Media coverage on a new report from Deloitte seemed to indicate stormy skies for cloud computing in government. Only one in 10 federal leaders say their agencies’ cloud migrations have been successful. Just one-third say their agencies’ support for cloud has increased since the cloud first mandate was announced way back in 2010. And nearly one in three say that cloud has had no noticeable impact at their agency.
So, is it getting stormy for the cloud? Not so fast.
A deeper dive into the survey results reveals that many federal leaders are simply in the dark. Nearly half (49 percent) don’t know what the main drivers for cloud adoption are at their agency. Forty percent are unsure of the impact of cloud on their organization. And a full 50 percent are unable to gauge the success of their agency’s cloud migrations. Indeed, if “don’t know” was an answer option, it was the most common one chosen across the survey questions.
One way to read these results is that ignorance is bliss – in the wake of cloud first, agencies have migrated numerous workloads to the cloud, and there has been no noticeable disruption for users.
But the Deloitte study does seem to point to a change management challenge within federal agencies. Six years after cloud first came on the scene, agencies have already picked off the low-hanging cloud migration fruit, such as email and collaboration apps. Today’s migrations often are more complex and, as such, can be more challenging.
But another way to read them is that there’s a significant opportunity to educate agency employees on cloud’s benefits, track performance metrics following migrations, and share results on an ongoing basis. This kind of feedback loop can go a long way toward garnering additional support for more complex cloud migrations, as well as to encouraging open dialogue and information sharing that can make those migrations easier and more successful.
Of course, there are real challenges – beyond insufficient communication – that stand in the way of cloud progress. In addition to the 50 percent of survey respondents that did not know if their migrations were successful, another 41 percent classified their migration efforts as mixed, problematic, or non-existent. Those respondents note security concerns, a lack of skills/expertise, and budgeting constraints as the top deterrents.
But those don’t have to be insurmountable obstacles. In fact, the main cloud concerns cited by respondents are the very reasons that agencies need to move forward – so they can be more agile, reduce burden on IT, decrease costs, and more effectively deliver on their missions.

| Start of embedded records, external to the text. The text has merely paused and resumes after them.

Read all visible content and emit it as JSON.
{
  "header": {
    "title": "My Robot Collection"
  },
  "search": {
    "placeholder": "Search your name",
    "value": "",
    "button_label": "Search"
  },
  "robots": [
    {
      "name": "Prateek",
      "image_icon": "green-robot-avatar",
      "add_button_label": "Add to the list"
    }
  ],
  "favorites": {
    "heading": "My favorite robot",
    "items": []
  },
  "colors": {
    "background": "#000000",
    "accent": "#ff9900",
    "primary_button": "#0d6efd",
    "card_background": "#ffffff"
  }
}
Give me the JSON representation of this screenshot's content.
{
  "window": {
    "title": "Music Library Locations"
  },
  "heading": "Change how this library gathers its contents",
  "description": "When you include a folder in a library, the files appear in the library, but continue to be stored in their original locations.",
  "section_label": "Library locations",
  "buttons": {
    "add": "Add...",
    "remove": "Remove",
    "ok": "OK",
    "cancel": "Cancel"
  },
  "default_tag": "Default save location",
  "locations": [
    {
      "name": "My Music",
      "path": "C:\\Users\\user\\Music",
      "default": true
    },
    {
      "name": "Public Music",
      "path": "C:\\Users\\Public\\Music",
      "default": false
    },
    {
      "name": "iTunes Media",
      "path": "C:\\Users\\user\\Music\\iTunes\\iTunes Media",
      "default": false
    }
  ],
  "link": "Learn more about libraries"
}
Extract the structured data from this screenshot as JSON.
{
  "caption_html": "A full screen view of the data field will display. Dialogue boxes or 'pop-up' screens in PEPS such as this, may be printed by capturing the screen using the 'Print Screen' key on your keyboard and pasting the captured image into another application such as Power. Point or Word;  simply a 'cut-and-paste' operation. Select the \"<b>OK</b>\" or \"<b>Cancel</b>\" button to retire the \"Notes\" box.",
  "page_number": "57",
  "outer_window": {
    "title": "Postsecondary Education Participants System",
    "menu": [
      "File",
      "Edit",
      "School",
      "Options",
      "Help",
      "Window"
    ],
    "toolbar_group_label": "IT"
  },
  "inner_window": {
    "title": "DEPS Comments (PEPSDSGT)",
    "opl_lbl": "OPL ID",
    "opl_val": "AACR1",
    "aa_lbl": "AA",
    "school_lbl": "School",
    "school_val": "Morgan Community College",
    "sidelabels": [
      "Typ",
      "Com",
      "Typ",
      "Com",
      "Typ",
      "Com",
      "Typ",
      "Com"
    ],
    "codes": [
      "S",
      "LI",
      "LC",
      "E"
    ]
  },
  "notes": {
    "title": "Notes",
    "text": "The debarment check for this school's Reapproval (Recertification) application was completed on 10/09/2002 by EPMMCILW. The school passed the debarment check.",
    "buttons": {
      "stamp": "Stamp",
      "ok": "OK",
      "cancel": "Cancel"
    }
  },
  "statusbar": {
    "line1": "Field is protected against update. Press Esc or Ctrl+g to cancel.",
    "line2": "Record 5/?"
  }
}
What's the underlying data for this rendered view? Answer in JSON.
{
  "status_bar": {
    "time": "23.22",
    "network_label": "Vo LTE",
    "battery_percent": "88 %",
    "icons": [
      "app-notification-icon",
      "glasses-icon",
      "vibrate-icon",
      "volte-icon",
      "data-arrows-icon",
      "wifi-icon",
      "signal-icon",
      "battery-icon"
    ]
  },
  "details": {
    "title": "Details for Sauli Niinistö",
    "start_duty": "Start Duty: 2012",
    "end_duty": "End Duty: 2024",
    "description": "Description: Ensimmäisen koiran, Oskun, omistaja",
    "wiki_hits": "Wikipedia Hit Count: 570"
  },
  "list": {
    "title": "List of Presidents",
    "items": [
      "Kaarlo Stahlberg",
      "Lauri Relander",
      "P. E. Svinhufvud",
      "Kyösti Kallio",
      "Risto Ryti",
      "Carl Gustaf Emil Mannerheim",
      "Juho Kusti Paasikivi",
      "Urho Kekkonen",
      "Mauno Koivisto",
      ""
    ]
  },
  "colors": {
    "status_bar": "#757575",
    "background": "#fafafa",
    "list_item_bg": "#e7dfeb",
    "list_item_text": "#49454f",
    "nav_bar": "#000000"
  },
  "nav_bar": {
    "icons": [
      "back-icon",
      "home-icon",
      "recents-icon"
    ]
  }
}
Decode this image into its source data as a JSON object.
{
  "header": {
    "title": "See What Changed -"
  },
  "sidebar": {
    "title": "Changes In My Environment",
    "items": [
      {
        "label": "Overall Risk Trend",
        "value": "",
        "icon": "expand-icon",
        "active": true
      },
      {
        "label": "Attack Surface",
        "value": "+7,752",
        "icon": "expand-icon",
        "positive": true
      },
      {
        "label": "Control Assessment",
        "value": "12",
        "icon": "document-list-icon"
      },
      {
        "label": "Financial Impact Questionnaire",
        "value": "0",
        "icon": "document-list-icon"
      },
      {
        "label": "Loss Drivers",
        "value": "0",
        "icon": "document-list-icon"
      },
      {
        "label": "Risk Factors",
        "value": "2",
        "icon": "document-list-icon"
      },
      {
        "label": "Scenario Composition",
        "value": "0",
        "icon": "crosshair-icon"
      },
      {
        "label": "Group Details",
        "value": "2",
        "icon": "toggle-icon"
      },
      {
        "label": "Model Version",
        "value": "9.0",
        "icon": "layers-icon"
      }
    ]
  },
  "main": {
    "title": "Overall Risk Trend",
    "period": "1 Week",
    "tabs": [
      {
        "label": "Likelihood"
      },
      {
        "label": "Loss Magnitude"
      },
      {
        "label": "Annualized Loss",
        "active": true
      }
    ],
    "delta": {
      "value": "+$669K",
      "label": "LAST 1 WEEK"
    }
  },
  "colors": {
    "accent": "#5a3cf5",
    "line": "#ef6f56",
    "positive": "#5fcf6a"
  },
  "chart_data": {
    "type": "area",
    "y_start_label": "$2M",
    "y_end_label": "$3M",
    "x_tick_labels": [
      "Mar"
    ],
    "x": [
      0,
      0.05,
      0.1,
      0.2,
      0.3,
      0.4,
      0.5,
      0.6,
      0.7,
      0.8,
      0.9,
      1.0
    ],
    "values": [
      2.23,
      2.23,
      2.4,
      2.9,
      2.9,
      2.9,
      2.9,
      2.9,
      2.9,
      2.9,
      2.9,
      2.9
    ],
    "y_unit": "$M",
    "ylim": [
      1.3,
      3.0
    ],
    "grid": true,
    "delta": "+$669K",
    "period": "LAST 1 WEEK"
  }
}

Cloud is not the perfect fit for every workload, but it is the best option for many, even most. Security, of course, must be a prime consideration, and the right stakeholders must have a seat at the table from the very beginning to discuss governance, risk management, and control as cloud options are evaluated, selected, and implemented.
Many agencies cite a lack of skills and expertise needed to move to the cloud, but there is no shortage of expert support and experience both among federal government cloud trail blazers and within the private sector. The changes that come along with cloud migrations are not always easy, but they are surmountable with the right preparation, education, and training.
Moving to the cloud is simply the single best investment agencies can make to ensure they are future-ready, enabling them to scale up or down to meet their fluctuating requirements and improve performance. And many agencies agree.
Innovation is not always easy or without challenges, but it is worth the effort. Cloud computing has the ability to transform every aspect of government, and we have a significant opportunity to learn from completed implementations and share best practices as we chart the path forward. Indeed, cloud’s future remains very bright.
Yogesh Khanna is Chief Technology Officer for CSRA, Inc., a leading provider of cloud and other IT services to the federal government.